A series of celestial events taking place between the 24th and 28th of August, 2016 promise the potential for severe weather that may be tropical in nature. Key astronomical charts used in long-range weather forecasting place the planetary alignments involving Mars, Saturn, Neptune, Venus, and Jupiter over hurricane-prone sectors of the US East Coast.
The Mars-Saturn conjunction of August 24th begins the parade of celestial harbingers. As seen from the astro-locality map below, their area of influence, represented by the yellow lines, takes in the North Carolina and Virginia coasts and into the Northeast. More importantly, the crossing of these lines with the black line representing the influence of Neptune focuses their energies about 250 miles off the coast of central Florida.
The alignments of Mars, Saturn, and Neptune have been observed to correspond with atmospheric turbulence, destructive, windy storms, and low pressure systems fed by tropical moisture, which can be of greater significance when occurring during hurricane season.
The second astro-locality map shows the positions of the Venus-Jupiter conjunction of August 27th represented by the blue lines over the New England area. These lines also converge with the Mars and Saturn white lines south of New England. Lastly, the Neptune line, shown in yellow, affects the Florida Panhandle northward through the East Central US into the central Great Lakes region.
August 24-28, 2016
Taken together, during the forecast period, the US East Central section is likely to experience a bout of strong storms that push through the area towards the East Coast. One likely scenario shows the development of a tropical system off the coast of Florida which would then travel in parallel to the coast with a strong chance of affecting the New England area. A second scenario calls for tropical moisture, that doesn’t develop into an organized tropical system, to be pulled northward over the Carolinas fueling storms that affect the Mid-Atlantic, Northeast, and New England areas.
June 2016 will provide an opportunity to confirm the pluvial nature the planet Neptune is said to exercise on weather patterns. The geographical areas that fall under the influence of Neptune in key weather charts have been observed to experience southerly, moist, air flows that increase humidity resulting in intense downpours and flooding potential.
On the 13th of June, Neptune will make its retrograde station which is a key event in triggering the above mentioned atmospheric conditions. The 17th of June features the square aspect between Saturn and Neptune which also excites deep low pressure systems that result in higher than average rainfall. Then, on the 20th of June, Mercury will oppose Saturn and square Neptune activating their influence once again. In a minute we’ll look at the areas that will be affected this year. But first, let’s see what happened to atmospheric conditions the last time Neptune made it retrograde station and the last time Saturn squared Neptune.
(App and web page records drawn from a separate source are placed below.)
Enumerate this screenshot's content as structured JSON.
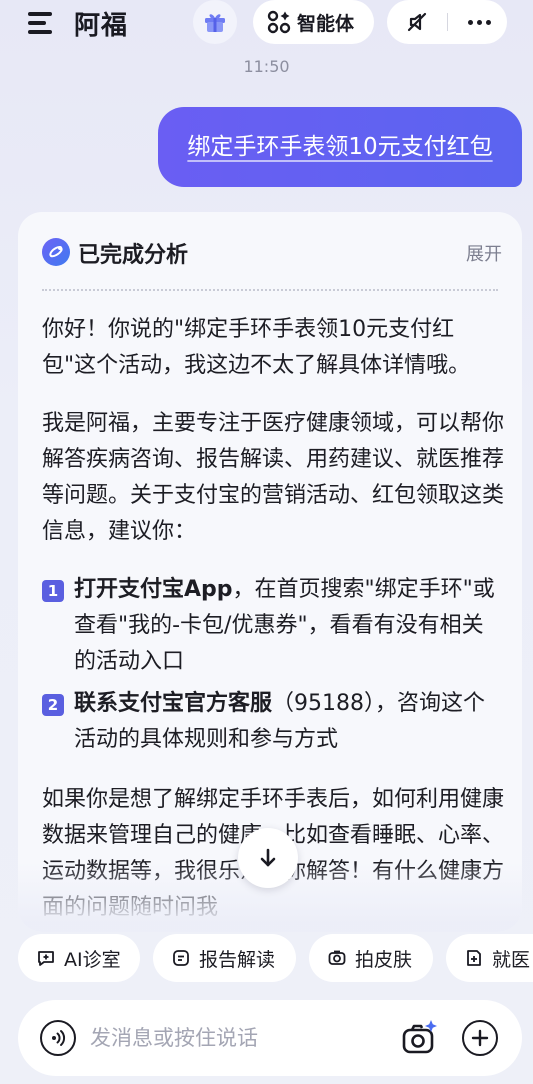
{
  "header": {
    "title": "阿福",
    "agent_label": "智能体",
    "icons": {
      "menu": "menu-icon",
      "gift": "gift-icon",
      "agent": "grid-icon",
      "mute": "mute-icon",
      "more": "more-icon"
    }
  },
  "chat": {
    "timestamp": "11:50",
    "user_message": "绑定手环手表领10元支付红包",
    "analysis": {
      "title": "已完成分析",
      "expand_label": "展开"
    },
    "reply": {
      "p1": "你好！你说的\"绑定手环手表领10元支付红包\"这个活动，我这边不太了解具体详情哦。",
      "p2": "我是阿福，主要专注于医疗健康领域，可以帮你解答疾病咨询、报告解读、用药建议、就医推荐等问题。关于支付宝的营销活动、红包领取这类信息，建议你：",
      "items": [
        {
          "num": "1",
          "bold": "打开支付宝App",
          "text": "，在首页搜索\"绑定手环\"或查看\"我的-卡包/优惠券\"，看看有没有相关的活动入口"
        },
        {
          "num": "2",
          "bold": "联系支付宝官方客服",
          "text": "（95188），咨询这个活动的具体规则和参与方式"
        }
      ],
      "p3": "如果你是想了解绑定手环手表后，如何利用健康数据来管理自己的健康，比如查看睡眠、心率、运动数据等，我很乐意帮你解答！有什么健康方面的问题随时问我"
    }
  },
  "quick_actions": [
    {
      "label": "AI诊室",
      "icon": "chat-plus-icon"
    },
    {
      "label": "报告解读",
      "icon": "report-icon"
    },
    {
      "label": "拍皮肤",
      "icon": "camera-icon"
    },
    {
      "label": "就医",
      "icon": "hospital-icon"
    }
  ],
  "input": {
    "placeholder": "发消息或按住说话"
  },
  "colors": {
    "accent": "#5b62f0",
    "background": "#e9eaf6",
    "card": "#f7f8fc"
  }
}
On June 12, 2015, Neptune made its retrograde station. In the key seasonal chart, Neptune’s influence affected the eastern Plains states roughly from Louisiana northward through Minnesota. As can be seen from the Accuweather map below this is the exact area that experienced widespread localized flooding from June 13-15, 2016. This was in part due the Tropical Storm Bill that hit Texas at that time and continued northward.
The last Saturn-Neptune square occurred on November 26, 2015. Neptune’s influence affected the Mississippi Valley and eastward while Saturn’s influence affected the Eastern Seaboard. The National Weather Service forecast for Nov 27-29, 2015 warned, “Flash flooding possible across portions of the southern plains and mid-Mississippi valley.” Their forecast for Nov 29th stated, “Scattered to numerous rain showers is forecast northeast Texas to central Virginia where 3-day totals of 1 to 5 inches will be possible. Locally higher amounts may be observed in eastern Tennessee and western North Carolina.”
This year Neptune will occupy the 82nd line of west longitude running from Florida through Ohio. This area will likely be subjected to heavy rainfall that produces widespread flooding as we’ve seen in last year’s example. Since we’re in hurricane season, we can rule out a tropical system at this time. The weather pattern will then travel eastward and affect the US East Coast.
In other key charts, the US West Coast is also affected by Neptune and Saturn. June is not as rainy as other months out west but we may see some anomalous weather pattern develop over the Pacific Northwest especially around the end of the forecast period (19th – 21st). This may be something like a dramatic increase in temperatures and humidity or an anomalous low pressure system.